According to an article by Chim Reports, Uganda was, in 2015, named the world’s most entrepreneurial country by the B2B Marketplace Approved Index. However, the smiles quickly faded when it emerged that more than 50 per cent of the country’s start-ups do not see their first anniversary.
Comparison of venture capital activity in Africa between 2021 and 2022 from Africa:The Big Deal. [Photo/ Tech Cabal]
South Africa’s venture capital funding activity decreased by almost 47 per cent as of December 1, 2022, from over US$1 billion in funding in 2021 to about US$500 million in 2022.
Another interesting trend in South Africa’s venture capital sector in 2022 has been the upward tick in racial and gender diversity in fundraising.
“Of the deals that we have tracked this year, 45 per cent of funding went to founding teams with at least one non-white founder. Similarly, close to 20 per cent of funded startups had at least one female co-founder. That’s not nearly close to parity, but it is a promising improvement on past performance. Reducing bias and improving diversity in investment allocation is shifting in priority for global and local investors,” said Mathew Marsden, co-founder of funding insights platform, dealbase.africa.

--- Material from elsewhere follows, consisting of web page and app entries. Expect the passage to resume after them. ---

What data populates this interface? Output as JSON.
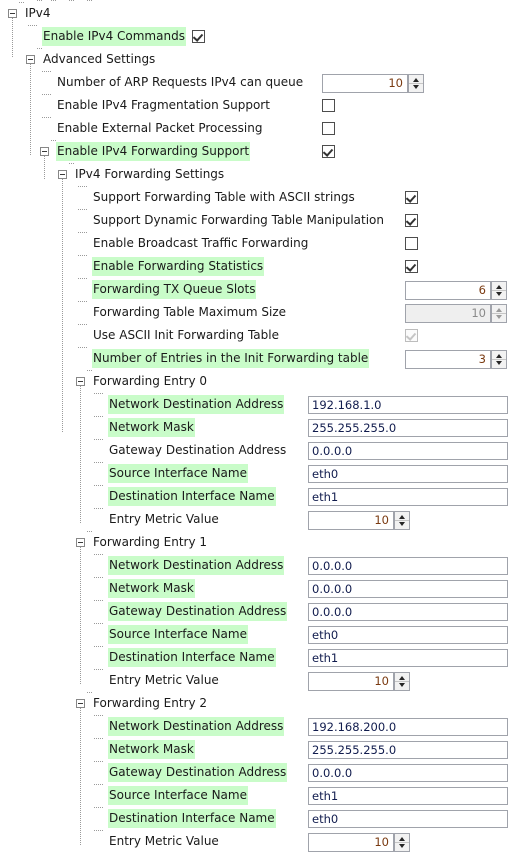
{
  "colors": {
    "highlight": "#c9fcc9",
    "field_text": "#101b4d",
    "numeric_text": "#7a3a11",
    "disabled_text": "#8a8a8a",
    "border": "#a0a3ab"
  },
  "tree": {
    "root": {
      "label": "IPv4"
    },
    "nodes": [
      {
        "id": "enable_ipv4_commands",
        "label": "Enable IPv4 Commands",
        "highlight": true,
        "control": "checkbox",
        "value": "checked"
      },
      {
        "id": "advanced_settings",
        "label": "Advanced Settings",
        "highlight": false,
        "control": "none"
      },
      {
        "id": "arp_requests",
        "label": "Number of ARP Requests IPv4 can queue",
        "highlight": false,
        "control": "spinner",
        "value": "10"
      },
      {
        "id": "ipv4_fragmentation",
        "label": "Enable IPv4 Fragmentation Support",
        "highlight": false,
        "control": "checkbox",
        "value": "unchecked"
      },
      {
        "id": "external_packet_processing",
        "label": "Enable External Packet Processing",
        "highlight": false,
        "control": "checkbox",
        "value": "unchecked"
      },
      {
        "id": "ipv4_forwarding_support",
        "label": "Enable IPv4 Forwarding Support",
        "highlight": true,
        "control": "checkbox",
        "value": "checked"
      },
      {
        "id": "ipv4_forwarding_settings",
        "label": "IPv4 Forwarding Settings",
        "highlight": false,
        "control": "none"
      },
      {
        "id": "ascii_strings_table",
        "label": "Support Forwarding Table with ASCII strings",
        "highlight": false,
        "control": "checkbox",
        "value": "checked"
      },
      {
        "id": "dynamic_table_manipulation",
        "label": "Support Dynamic Forwarding Table Manipulation",
        "highlight": false,
        "control": "checkbox",
        "value": "checked"
      },
      {
        "id": "broadcast_traffic_forwarding",
        "label": "Enable Broadcast Traffic Forwarding",
        "highlight": false,
        "control": "checkbox",
        "value": "unchecked"
      },
      {
        "id": "forwarding_statistics",
        "label": "Enable Forwarding Statistics",
        "highlight": true,
        "control": "checkbox",
        "value": "checked"
      },
      {
        "id": "tx_queue_slots",
        "label": "Forwarding TX Queue Slots",
        "highlight": true,
        "control": "spinner",
        "value": "6"
      },
      {
        "id": "table_max_size",
        "label": "Forwarding Table Maximum Size",
        "highlight": false,
        "control": "spinner",
        "value": "10",
        "disabled": true
      },
      {
        "id": "use_ascii_init_table",
        "label": "Use ASCII Init Forwarding Table",
        "highlight": false,
        "control": "checkbox",
        "value": "checked",
        "disabled": true
      },
      {
        "id": "init_table_entries",
        "label": "Number of Entries in the Init Forwarding table",
        "highlight": true,
        "control": "spinner",
        "value": "3"
      }
    ]
  },
  "entries": [
    {
      "id": "forwarding_entry_0",
      "label": "Forwarding Entry 0",
      "fields": [
        {
          "id": "network_destination_address",
          "label": "Network Destination Address",
          "highlight": true,
          "control": "text",
          "value": "192.168.1.0"
        },
        {
          "id": "network_mask",
          "label": "Network Mask",
          "highlight": true,
          "control": "text",
          "value": "255.255.255.0"
        },
        {
          "id": "gateway_destination_address",
          "label": "Gateway Destination Address",
          "highlight": false,
          "control": "text",
          "value": "0.0.0.0"
        },
        {
          "id": "source_interface_name",
          "label": "Source Interface Name",
          "highlight": true,
          "control": "text",
          "value": "eth0"
        },
        {
          "id": "destination_interface_name",
          "label": "Destination Interface Name",
          "highlight": true,
          "control": "text",
          "value": "eth1"
        },
        {
          "id": "entry_metric_value",
          "label": "Entry Metric Value",
          "highlight": false,
          "control": "spinner",
          "value": "10"
        }
      ]
    },
    {
      "id": "forwarding_entry_1",
      "label": "Forwarding Entry 1",
      "fields": [
        {
          "id": "network_destination_address",
          "label": "Network Destination Address",
          "highlight": true,
          "control": "text",
          "value": "0.0.0.0"
        },
        {
          "id": "network_mask",
          "label": "Network Mask",
          "highlight": true,
          "control": "text",
          "value": "0.0.0.0"
        },
        {
          "id": "gateway_destination_address",
          "label": "Gateway Destination Address",
          "highlight": true,
          "control": "text",
          "value": "0.0.0.0"
        },
        {
          "id": "source_interface_name",
          "label": "Source Interface Name",
          "highlight": true,
          "control": "text",
          "value": "eth0"
        },
        {
          "id": "destination_interface_name",
          "label": "Destination Interface Name",
          "highlight": true,
          "control": "text",
          "value": "eth1"
        },
        {
          "id": "entry_metric_value",
          "label": "Entry Metric Value",
          "highlight": false,
          "control": "spinner",
          "value": "10"
        }
      ]
    },
    {
      "id": "forwarding_entry_2",
      "label": "Forwarding Entry 2",
      "fields": [
        {
          "id": "network_destination_address",
          "label": "Network Destination Address",
          "highlight": true,
          "control": "text",
          "value": "192.168.200.0"
        },
        {
          "id": "network_mask",
          "label": "Network Mask",
          "highlight": true,
          "control": "text",
          "value": "255.255.255.0"
        },
        {
          "id": "gateway_destination_address",
          "label": "Gateway Destination Address",
          "highlight": true,
          "control": "text",
          "value": "0.0.0.0"
        },
        {
          "id": "source_interface_name",
          "label": "Source Interface Name",
          "highlight": true,
          "control": "text",
          "value": "eth1"
        },
        {
          "id": "destination_interface_name",
          "label": "Destination Interface Name",
          "highlight": true,
          "control": "text",
          "value": "eth0"
        },
        {
          "id": "entry_metric_value",
          "label": "Entry Metric Value",
          "highlight": false,
          "control": "spinner",
          "value": "10"
        }
      ]
    }
  ]
}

Keet van Zyl, co-founder and partner at Cape Town-based venture capital firm Knife Capital, the South African VC ecosystem is likely to see increased fundraising in 2023 for startups that are solving meaningful problems and an increase in the buy-out of VCs and angel investors to facilitate exits and bring liquidity into the market.